Print the whole listing, character for character.
◆ ◆ ◆ ◆
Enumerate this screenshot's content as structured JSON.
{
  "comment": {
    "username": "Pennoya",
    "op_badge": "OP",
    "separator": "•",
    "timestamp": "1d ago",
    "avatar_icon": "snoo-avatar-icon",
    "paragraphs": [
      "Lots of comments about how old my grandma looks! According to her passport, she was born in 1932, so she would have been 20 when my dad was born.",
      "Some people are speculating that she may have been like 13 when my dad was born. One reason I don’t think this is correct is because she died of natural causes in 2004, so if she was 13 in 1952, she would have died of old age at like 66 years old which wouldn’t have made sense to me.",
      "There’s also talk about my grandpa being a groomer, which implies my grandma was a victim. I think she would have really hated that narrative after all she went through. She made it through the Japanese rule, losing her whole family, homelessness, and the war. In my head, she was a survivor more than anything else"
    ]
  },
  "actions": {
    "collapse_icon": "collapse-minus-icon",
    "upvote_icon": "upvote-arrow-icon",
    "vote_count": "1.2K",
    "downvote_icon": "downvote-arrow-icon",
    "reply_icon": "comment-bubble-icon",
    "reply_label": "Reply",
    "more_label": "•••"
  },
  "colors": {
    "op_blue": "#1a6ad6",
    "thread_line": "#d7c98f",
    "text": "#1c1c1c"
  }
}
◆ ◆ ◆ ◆
» **OUTPUT FOR THIS TASK**:
Enumerate this screenshot's content as structured JSON.
{
  "comment": {
    "username": "Pennoya",
    "op_badge": "OP",
    "separator": "•",
    "timestamp": "1d ago",
    "avatar_icon": "snoo-avatar-icon",
    "paragraphs": [
      "Lots of comments about how old my grandma looks! According to her passport, she was born in 1932, so she would have been 20 when my dad was born.",
      "Some people are speculating that she may have been like 13 when my dad was born. One reason I don’t think this is correct is because she died of natural causes in 2004, so if she was 13 in 1952, she would have died of old age at like 66 years old which wouldn’t have made sense to me.",
      "There’s also talk about my grandpa being a groomer, which implies my grandma was a victim. I think she would have really hated that narrative after all she went through. She made it through the Japanese rule, losing her whole family, homelessness, and the war. In my head, she was a survivor more than anything else"
    ]
  },
  "actions": {
    "collapse_icon": "collapse-minus-icon",
    "upvote_icon": "upvote-arrow-icon",
    "vote_count": "1.2K",
    "downvote_icon": "downvote-arrow-icon",
    "reply_icon": "comment-bubble-icon",
    "reply_label": "Reply",
    "more_label": "•••"
  },
  "colors": {
    "op_blue": "#1a6ad6",
    "thread_line": "#d7c98f",
    "text": "#1c1c1c"
  }
}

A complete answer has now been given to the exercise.